Remember what we said about sea trout and night fishing? Ken Lamb, of the Tacklebox store in Lexington park, echoes much of it by saying, "The fish bite best between 3 p.m. and midnight." Lamb sees his fishing customers return with fine catches from the lower (Maryland) Bay's buoys 52 and 54, as well as Hooper's island Light. Seven-to 13-pound gray trout are not unusual; some are caught trolling, some on crab baits or plastic jigs. We trolled near the western edge of the ship channel at Point No Point the other day and came up with seatrout and a huge bluefish while less than a hundred yards away the blues were breaking on top. By the time we reeled in and made it to the scene, they'd sounded. just the same, keep a surface plug ready on a spinning rod for breaking blues that could show up just about anywhere now on the Chesapeake. The lower Potomac, from the Virginia side over to Maryland, has seen fine catches of spot, sea trout and scattered flounder.

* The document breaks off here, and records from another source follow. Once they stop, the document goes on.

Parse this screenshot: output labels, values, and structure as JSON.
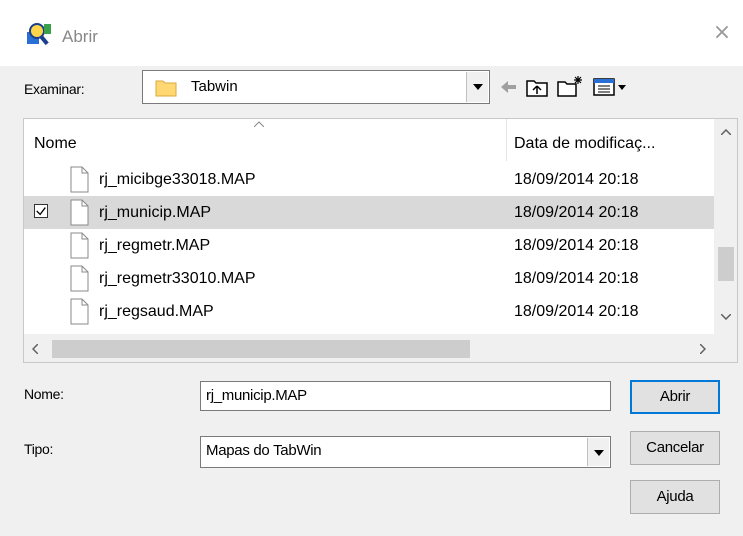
{
  "window": {
    "title": "Abrir",
    "close_glyph": "×"
  },
  "lookin": {
    "label": "Examinar:",
    "folder": "Tabwin"
  },
  "toolbar": {
    "icons": [
      "back-arrow-icon",
      "up-folder-icon",
      "new-folder-icon",
      "view-menu-icon"
    ]
  },
  "list": {
    "columns": {
      "name": "Nome",
      "date": "Data de modificaç..."
    },
    "rows": [
      {
        "name": "rj_micibge33018.MAP",
        "date": "18/09/2014 20:18",
        "selected": false
      },
      {
        "name": "rj_municip.MAP",
        "date": "18/09/2014 20:18",
        "selected": true
      },
      {
        "name": "rj_regmetr.MAP",
        "date": "18/09/2014 20:18",
        "selected": false
      },
      {
        "name": "rj_regmetr33010.MAP",
        "date": "18/09/2014 20:18",
        "selected": false
      },
      {
        "name": "rj_regsaud.MAP",
        "date": "18/09/2014 20:18",
        "selected": false
      }
    ]
  },
  "form": {
    "name_label": "Nome:",
    "name_value": "rj_municip.MAP",
    "type_label": "Tipo:",
    "type_value": "Mapas do TabWin"
  },
  "buttons": {
    "open": "Abrir",
    "cancel": "Cancelar",
    "help": "Ajuda"
  },
  "colors": {
    "selection": "#d9d9d9",
    "accent": "#0078d7",
    "client": "#f0f0f0"
  }
}
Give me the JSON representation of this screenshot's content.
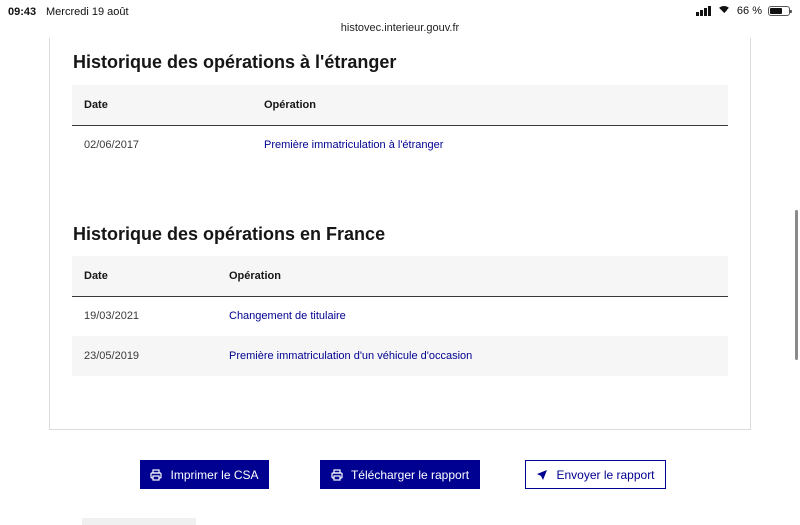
{
  "status_bar": {
    "time": "09:43",
    "date": "Mercredi 19 août",
    "battery": "66 %",
    "battery_level": 0.66
  },
  "browser": {
    "url": "histovec.interieur.gouv.fr"
  },
  "sections": {
    "etranger": {
      "title": "Historique des opérations à l'étranger",
      "columns": [
        "Date",
        "Opération"
      ],
      "rows": [
        {
          "date": "02/06/2017",
          "operation": "Première immatriculation à l'étranger"
        }
      ]
    },
    "france": {
      "title": "Historique des opérations en France",
      "columns": [
        "Date",
        "Opération"
      ],
      "rows": [
        {
          "date": "19/03/2021",
          "operation": "Changement de titulaire"
        },
        {
          "date": "23/05/2019",
          "operation": "Première immatriculation d'un véhicule d'occasion"
        }
      ]
    }
  },
  "actions": {
    "print_label": "Imprimer le CSA",
    "download_label": "Télécharger le rapport",
    "send_label": "Envoyer le rapport"
  },
  "colors": {
    "primary": "#000091",
    "row_alt": "#f6f6f6",
    "border": "#dcdcdc"
  }
}
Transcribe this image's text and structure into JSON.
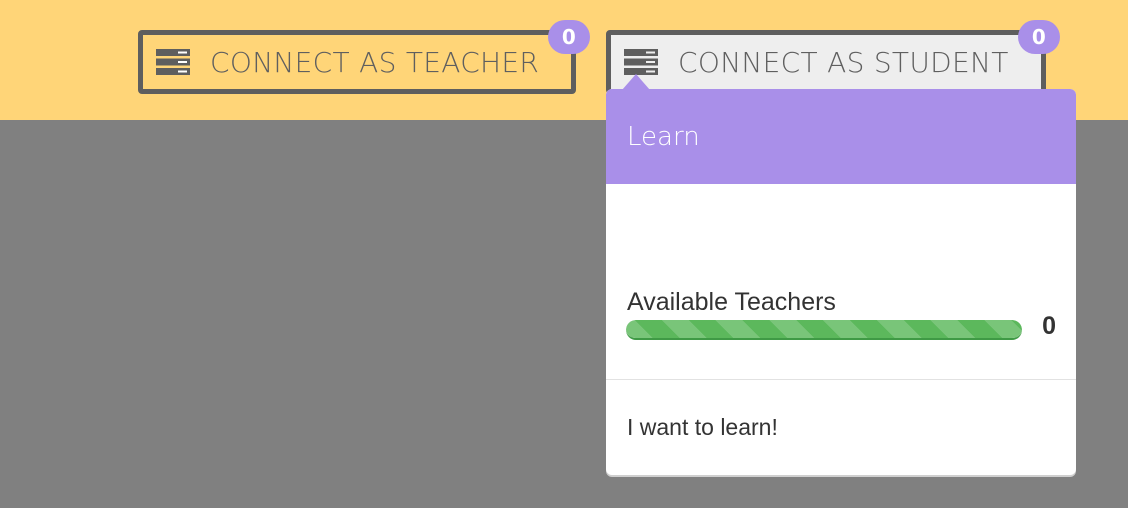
{
  "topbar": {
    "teacher_button": {
      "label": "CONNECT AS TEACHER",
      "badge": "0",
      "icon": "server-icon"
    },
    "student_button": {
      "label": "CONNECT AS STUDENT",
      "badge": "0",
      "icon": "server-icon"
    }
  },
  "popover": {
    "title": "Learn",
    "available_label": "Available Teachers",
    "available_count": "0",
    "progress_fraction": 1.0,
    "action_label": "I want to learn!"
  },
  "colors": {
    "topbar_bg": "#ffd578",
    "backdrop": "#808080",
    "accent_purple": "#a98fe9",
    "progress_green": "#5cb85c",
    "button_border": "#5e5e5e"
  }
}
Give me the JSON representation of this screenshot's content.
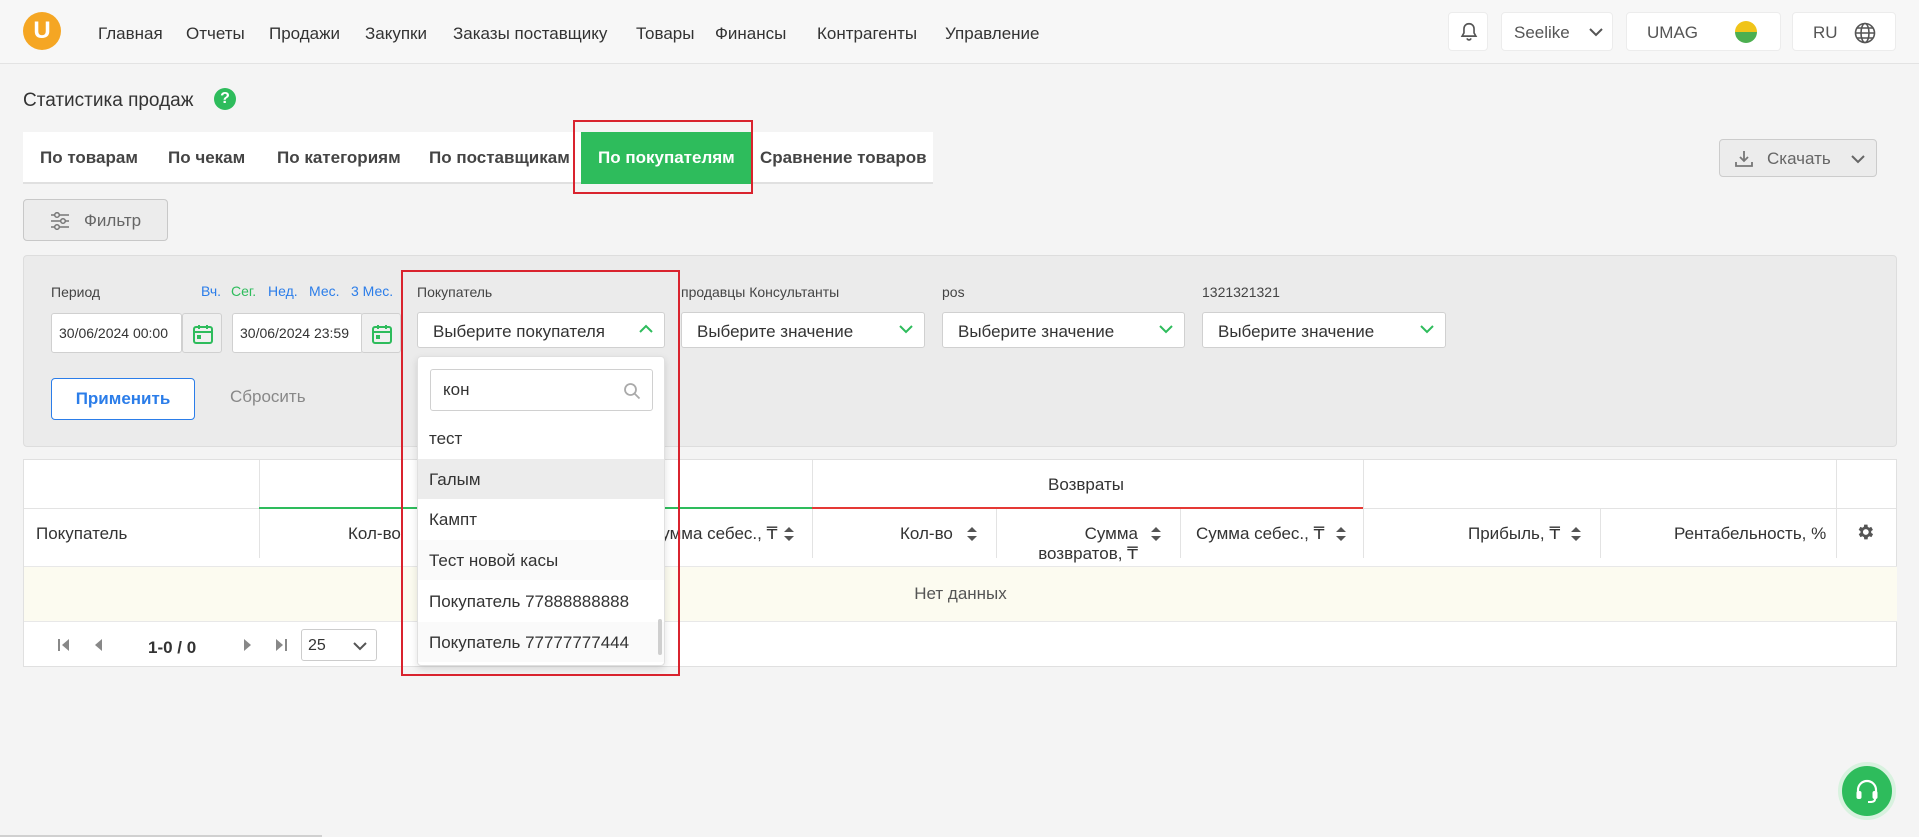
{
  "header": {
    "logo_letter": "U",
    "nav": [
      "Главная",
      "Отчеты",
      "Продажи",
      "Закупки",
      "Заказы поставщику",
      "Товары",
      "Финансы",
      "Контрагенты",
      "Управление"
    ],
    "store": "Seelike",
    "company": "UMAG",
    "language": "RU"
  },
  "page": {
    "title": "Статистика продаж",
    "help": "?"
  },
  "tabs": [
    "По товарам",
    "По чекам",
    "По категориям",
    "По поставщикам",
    "По покупателям",
    "Сравнение товаров"
  ],
  "active_tab": "По покупателям",
  "download_label": "Скачать",
  "filter_label": "Фильтр",
  "filters": {
    "period_label": "Период",
    "quick": [
      "Вч.",
      "Сег.",
      "Нед.",
      "Мес.",
      "3 Мес."
    ],
    "date_from": "30/06/2024 00:00",
    "date_to": "30/06/2024 23:59",
    "buyer_label": "Покупатель",
    "buyer_placeholder": "Выберите покупателя",
    "sellers_label": "продавцы Консультанты",
    "sellers_value": "Выберите значение",
    "pos_label": "pos",
    "pos_value": "Выберите значение",
    "custom_label": "1321321321",
    "custom_value": "Выберите значение",
    "apply": "Применить",
    "reset": "Сбросить"
  },
  "dropdown": {
    "search_value": "кон",
    "items": [
      "тест",
      "Галым",
      "Кампт",
      "Тест новой касы",
      "Покупатель 77888888888",
      "Покупатель 77777777444"
    ]
  },
  "table": {
    "group_returns": "Возвраты",
    "col_buyer": "Покупатель",
    "col_qty": "Кол-во",
    "col_cost_sum": "Сумма себес., ₸",
    "col_ret_qty": "Кол-во",
    "col_ret_sum": "Сумма возвратов, ₸",
    "col_ret_cost": "Сумма себес., ₸",
    "col_profit": "Прибыль, ₸",
    "col_margin": "Рентабельность, %",
    "empty": "Нет данных"
  },
  "pager": {
    "info": "1-0 / 0",
    "page_size": "25"
  },
  "colors": {
    "accent_green": "#2ebc5c",
    "link_blue": "#2b7de9",
    "highlight_red": "#d9232e",
    "logo_orange": "#f5a623"
  }
}
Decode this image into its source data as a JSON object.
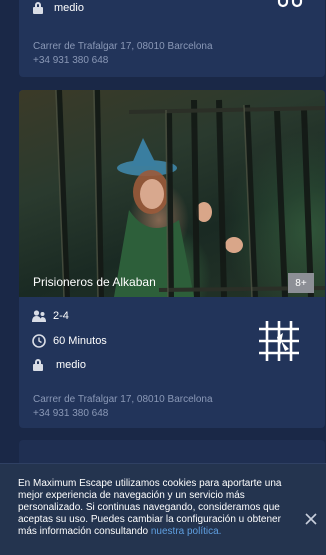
{
  "top_card": {
    "difficulty": "medio",
    "address": "Carrer de Trafalgar 17, 08010 Barcelona",
    "phone": "+34 931 380 648"
  },
  "room_card": {
    "title": "Prisioneros de Alkaban",
    "min_age_badge": "8+",
    "players": "2-4",
    "duration": "60 Minutos",
    "difficulty": "medio",
    "address": "Carrer de Trafalgar 17, 08010 Barcelona",
    "phone": "+34 931 380 648"
  },
  "cookie_banner": {
    "text": "En Maximum Escape utilizamos cookies para aportarte una mejor experiencia de navegación y un servicio más personalizado. Si continuas navegando, consideramos que aceptas su uso. Puedes cambiar la configuración u obtener más información consultando ",
    "link_label": "nuestra política.",
    "close_symbol": "✕"
  },
  "colors": {
    "background": "#1a2847",
    "card": "#22345a",
    "muted_text": "#8a98b6",
    "link": "#5f9fe0",
    "badge": "#8d8f96"
  },
  "icons": {
    "lock": "lock-icon",
    "players": "people-icon",
    "clock": "clock-icon",
    "room_type": "grid-cage-icon",
    "close": "close-icon"
  }
}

In the upper and middle Bay it's mostly bluefish mixed with occasional trout. Bloody Point, Thomas Point, Herring Bay, Poplar and Tilghman islands and Sharps Island Light -- all have given up catches of fish to mostly trolled lures.
RIVERS AND LAKES RAPPAHANNOCK RIVER -- Broken-back Rebels and Rapalas, as well as bloodworms on bottom rigs, have been attracting rockfish in the Fredericksburg area. The upper river has seen increased smallmouth activity, especially during the cool hours. Spinners, live minnows or smoke grubs will do.
LAKE ANNA -- Forget it on sunny weekend days. The water skiers will drive you buggy. But a night outing (if you own a boat) can change all that when black plastic worms or a variety of surface buzzbaits can bring bass in deepwater coves or around landpoints.
OCCOQUAN RESERVOIR -- Plastic worms and crankbaits of all colors work on the largemouths during early and late hours. Catfish love a chicken liver or nightcrawler. Sunfish are plentiful, but mostly small.
BURKE LAKE -- Get there early and cast flyrod poppers in secluded coves. Sunnies will inhale them. Small white jigs or bait worms are devoured by crappies. One local angler drops a clam-baited hook into the main channel and waits for large catfish. But worm or liver bait does well, too.
LAKE GASTON -- Night fishermen find stripers in main lake, some hefty bass in Jimmy's, Hupquarter, Songbird or Peahill creeks.
KERR RESERVOIR -- Shoreline brush is still covered with water in some lake areas and that's where the bass are. Plastic worms and small crankbaits will pull them out. Deepwater brushpiles hold crappies of size. Evening hours are best.
BACK BAY -- Knott's Island area weedbeds have been fair for bass-buzzing early and late. Bluegills and crappies can sometimes make up for lack of bucketmouths.
CHICKAHOMINY LAKE -- Some of the best sunfish popping with flyrods anywhere in the state. Bass have slowed a bit.
OCEAN AND INLETS
MARYLAND -- It came too late to be included in last week's editions, but the first white marlin -- 45 pounds 12 ounces -- was scored aboard the "Right Stuff" with angler Jerry Johnson in the chair at Washington Canyon. More have been hooked since then, in addition to tuna and exceptional sharks that keep Ocean City skippers busy. Bluefish, seabass and tautog round out offshore activity, with sea trout at the Ocean City inlet jetty biting fairly well at night. Flounder catches are very much on the lean side.
VIRGINIA -- Bluefin and yellowfin tuna still provide the bulk of the action from offshore Wachapreague down toward Virginia Beach. Sharks of every description are taken by the bluewater boats, including one recent 683-pound tiger shark. Bluefish are plentiful closer to shore, with seabass taken over the wrecks. Inside Chesapeake Bay, the bridge-tunnel's sea-trout action has been down, but bluefish can make up for it. Flounder catches range from poor to fair in most Eastern Shore backwaters, but Wachapreague skippers insist their waters provide plenty of flatties.